Of resentment and paranoia
Dave in HR’s brewing mutiny
Liz in Accounts is mysterious
The filing clerk’s under her scrutiny

There’s jockeying for position
In the managerial stakes
Even the tea lady’s emulous
That’s why she poisoned the cakes

The biros and hole punches gather
In the stationery cupboard’s gloom
Whispering tactics and strategy
Meanwhile in the mail room

The franking machine’s on a go-slow
The weighing machine’s gone on strike
On the stamps are subliminal slogans
(“YOUR BOSS’S HEAD ON A SPIKE!”)

Colin the Sales head acts loyal
The ultimate company man
But Sally the CEO’s PA and I
Will take Colin down when we can

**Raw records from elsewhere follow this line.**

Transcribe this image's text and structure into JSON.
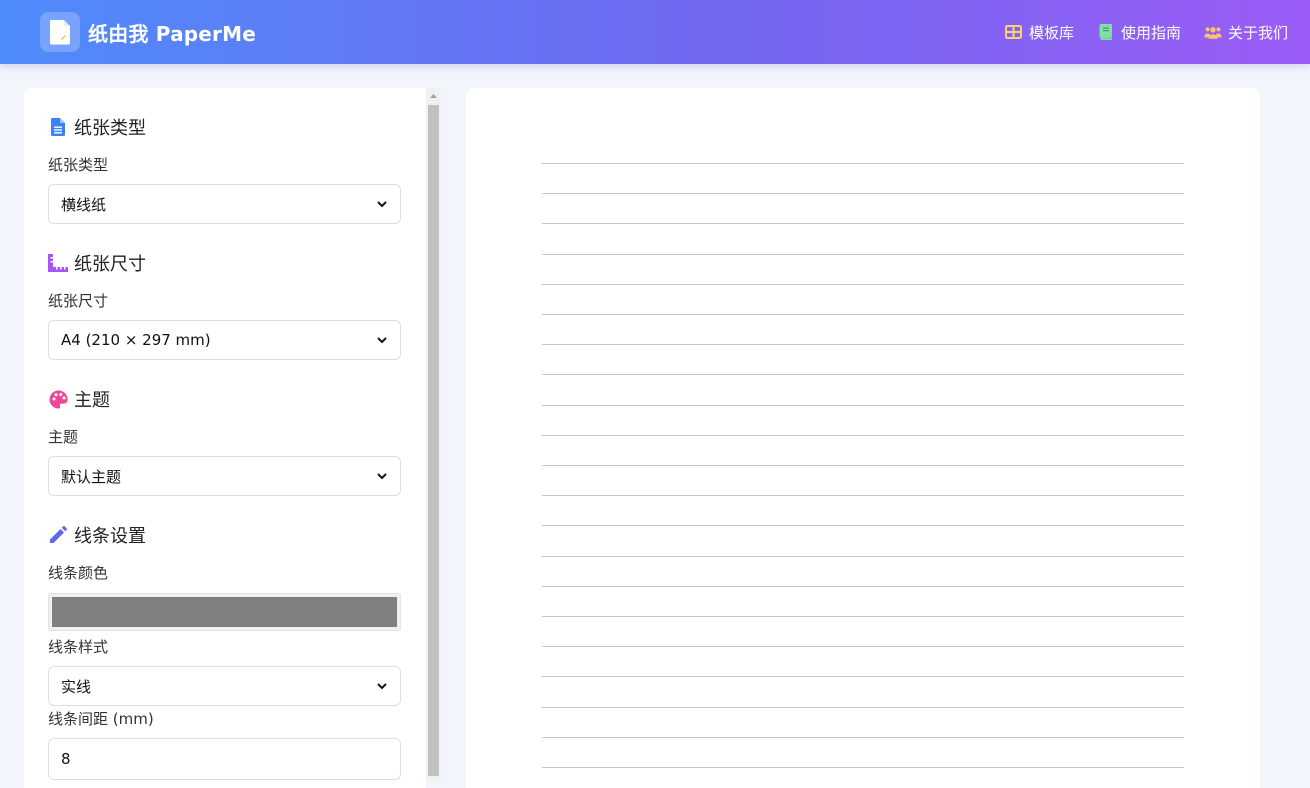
{
  "header": {
    "title": "纸由我 PaperMe",
    "nav": [
      {
        "label": "模板库",
        "icon": "table-icon"
      },
      {
        "label": "使用指南",
        "icon": "book-icon"
      },
      {
        "label": "关于我们",
        "icon": "users-icon"
      }
    ]
  },
  "panel": {
    "paper_type": {
      "title": "纸张类型",
      "label": "纸张类型",
      "value": "横线纸"
    },
    "paper_size": {
      "title": "纸张尺寸",
      "label": "纸张尺寸",
      "value": "A4 (210 × 297 mm)"
    },
    "theme": {
      "title": "主题",
      "label": "主题",
      "value": "默认主题"
    },
    "lines": {
      "title": "线条设置",
      "color_label": "线条颜色",
      "color_value": "#808080",
      "style_label": "线条样式",
      "style_value": "实线",
      "spacing_label": "线条间距 (mm)",
      "spacing_value": "8"
    }
  },
  "colors": {
    "header_gradient_start": "#4f8cfb",
    "header_gradient_end": "#9b5cf6",
    "page_background": "#f3f5fd",
    "ruled_line": "#c4c4c4"
  }
}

Colin believes that Sally and I
Are part of his takeover plot
But Sally’s a crypto-anarchist
She wants to destroy the whole lot

I’m madly in love with Sally
She’s co-opted me into her scheme
We’re going to turn this grim office
To a workers’ co-operative dream

I’m one of those blockheads who write not necessarily for money. I’m a poet and fiction writer (contributor to urban fantasy story cycle Red Phone Box, published by Ghostwoods Books) and I sometimes remember to blog about new music and books on Words, Noises and Other Stuff: https://mrdzhimbo.wordpress.com.

 

Needlepoint, by Maggie Mackay

Mum loved to knit

with love, lamb’s wool, mohair,

needles close by or underarm

or in her mouth.

She leant to fetch a new skein

from the bag on the carpet

and began knitting with blood.

The point punctured throat

and a Saturday evening in A and E

opened her eyes.

Maggie Mackay is in her final Masters year at Manchester Metropolitan University. She has work in print and online including The Everyday Poet edited by Deborah Alma, Bare Fiction, Ink, Sweat and Tears, The Interpreter’s House, Prole, I am Not a Silent Poet and with Three Drops Press.

 

You know, Wassername by Rachael Clyne

You know, Wassername

‘er wi’ mucky frocks

eeh she were a chatterbox,

chubby knees, never a please

or a howdoyoudo.
Knew her when she were flea high

to a snot-rag – now look, she’s writ a book
a best seller, gorra fella wi bags of it.

‘Appen I’d’ve done t’same if I’d a mind ter,
mark my peas and cucumbers,
it’ll be filthy as a brass’s gusset.
Yer can tek girl out of t’frying pan
but yer canna tek snicket out of’t’girl.

Mine’s a gin and orange luv, no ice.

RACHAEL CLYNE lives in Glastonbury. Her prizewinning collection Singing at the Bone Tree – is published by Indigo Dreams. Anthologies: The Very Best of 52, Book of Love and Loss, Poems for a Liminal Age. Magazines: Tears in the Fence, Prole, The Rialto, Under the Radar, The Interpreters House.